FAQ

The following information provides responses to frequently asked questions about the Welding Technology program.

What is Welding Technology?

The scope of welding continues to grow as technological advancements improve its accuracy, quality, and versatility. Welding is no longer about working on a manufacturing line; welders of today have versatile skills to meet growing industry demands.

The welder of today is learning advanced skills to be successful in the world of tomorrow. It is not uncommon to find welders operate robots or use automated systems using cutting edge technology like lasers and electron beams. As technological needs advance, welders are learning to adapt to an evolving market, using computers and program software for daily operations. Fabrication skills, processes, and techniques are fast becoming the new standard.

Students who like problem-solving and enjoy designing and building with metal and have interests in fields like fabrication, materials engineering, robotics, lasers, computer programming, and systems integration will find excellent career opportunities in welding.

The American Welding Society is the largest organization in the world dedicated to advancing the science, technology, and application of welding and allied processes. For more information about welding or welding careers visit the American Welding Society at www.AWS.org.

Where can I learn more welding concepts before enrolling in the program?

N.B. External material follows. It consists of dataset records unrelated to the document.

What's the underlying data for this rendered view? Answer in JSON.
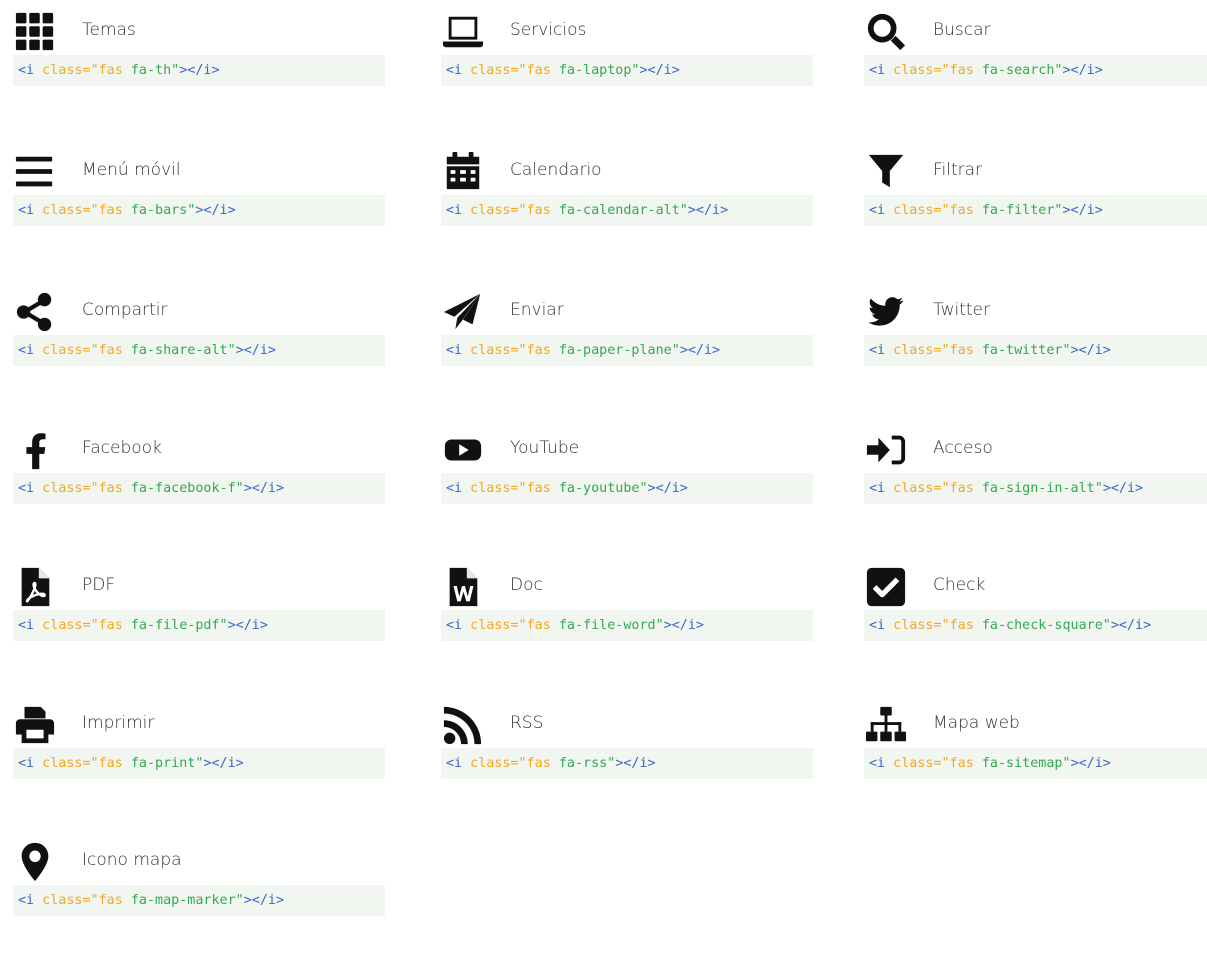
{
  "icons": [
    {
      "icon": "th-icon",
      "label": "Temas",
      "attr": " class=\"fas ",
      "cls": "fa-th\"",
      "close": "></i>"
    },
    {
      "icon": "laptop-icon",
      "label": "Servicios",
      "attr": " class=\"fas ",
      "cls": "fa-laptop\"",
      "close": "></i>"
    },
    {
      "icon": "search-icon",
      "label": "Buscar",
      "attr": " class=\"fas ",
      "cls": "fa-search\"",
      "close": "></i>"
    },
    {
      "icon": "bars-icon",
      "label": "Menú móvil",
      "attr": " class=\"fas ",
      "cls": "fa-bars\"",
      "close": "></i>"
    },
    {
      "icon": "calendar-alt-icon",
      "label": "Calendario",
      "attr": " class=\"fas ",
      "cls": "fa-calendar-alt\"",
      "close": "></i>"
    },
    {
      "icon": "filter-icon",
      "label": "Filtrar",
      "attr": " class=\"fas ",
      "cls": "fa-filter\"",
      "close": "></i>"
    },
    {
      "icon": "share-alt-icon",
      "label": "Compartir",
      "attr": " class=\"fas ",
      "cls": "fa-share-alt\"",
      "close": "></i>"
    },
    {
      "icon": "paper-plane-icon",
      "label": "Enviar",
      "attr": " class=\"fas ",
      "cls": "fa-paper-plane\"",
      "close": "></i>"
    },
    {
      "icon": "twitter-icon",
      "label": "Twitter",
      "attr": " class=\"fas ",
      "cls": "fa-twitter\"",
      "close": "></i>"
    },
    {
      "icon": "facebook-f-icon",
      "label": "Facebook",
      "attr": " class=\"fas ",
      "cls": "fa-facebook-f\"",
      "close": "></i>"
    },
    {
      "icon": "youtube-icon",
      "label": "YouTube",
      "attr": " class=\"fas ",
      "cls": "fa-youtube\"",
      "close": "></i>"
    },
    {
      "icon": "sign-in-alt-icon",
      "label": "Acceso",
      "attr": " class=\"fas ",
      "cls": "fa-sign-in-alt\"",
      "close": "></i>"
    },
    {
      "icon": "file-pdf-icon",
      "label": "PDF",
      "attr": " class=\"fas ",
      "cls": "fa-file-pdf\"",
      "close": "></i>"
    },
    {
      "icon": "file-word-icon",
      "label": "Doc",
      "attr": " class=\"fas ",
      "cls": "fa-file-word\"",
      "close": "></i>"
    },
    {
      "icon": "check-square-icon",
      "label": "Check",
      "attr": " class=\"fas ",
      "cls": "fa-check-square\"",
      "close": "></i>"
    },
    {
      "icon": "print-icon",
      "label": "Imprimir",
      "attr": " class=\"fas ",
      "cls": "fa-print\"",
      "close": "></i>"
    },
    {
      "icon": "rss-icon",
      "label": "RSS",
      "attr": " class=\"fas ",
      "cls": "fa-rss\"",
      "close": "></i>"
    },
    {
      "icon": "sitemap-icon",
      "label": "Mapa web",
      "attr": " class=\"fas ",
      "cls": "fa-sitemap\"",
      "close": "></i>"
    },
    {
      "icon": "map-marker-icon",
      "label": "Icono mapa",
      "attr": " class=\"fas ",
      "cls": "fa-map-marker\"",
      "close": "></i>"
    }
  ],
  "code_tag_open": "<i",
  "colors": {
    "tag": "#3a68c4",
    "attr": "#f5a623",
    "value": "#34a853",
    "code_bg": "#f2f6f1"
  }
}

Welded Sculpture serves as an excellent introductory course to welding fabrication that does not require pre-admittance into the Welding Technology program. The course focuses on welding and metal fabrication through design and model development techniques using the MIG welding process. Past student projects have included fountains, tables, lights, and 3-dimensional sculptures. 

What kinds of skills and qualities are needed to be successful?

Because welding cover so many different areas, specific qualities that help to be successful in this field are as follows:

  • Ability to bend and lift
  • Ability to work in confined spaces
  • Ability to work in a team structure
  • Basic mechanical ability
  • Effective problem-solving skills
  • Good eye-hand coordination
  • Manual dexterity
  • Patience
  • Proficient computer skills
  • Solid math skills

What types of welding will I learn? 

Our program offers training in a variety of welding formats that include: 

  • Gas Tungsten Arc Welding (GTAW) 
  • Gas Metal Arc Welding (GMAW) 
  • Flame Cutting 
  • Oxyfuel Welding and Cutting 
  • Plasma Cutting 
  • Shielded Metal Arc Welding (SMAW) 
  • Submerged Arc Welding

To complete Clark's Welding coursework, students are required to become certified in FCAW and one other process of their choice in either GTAW or SMAW processes.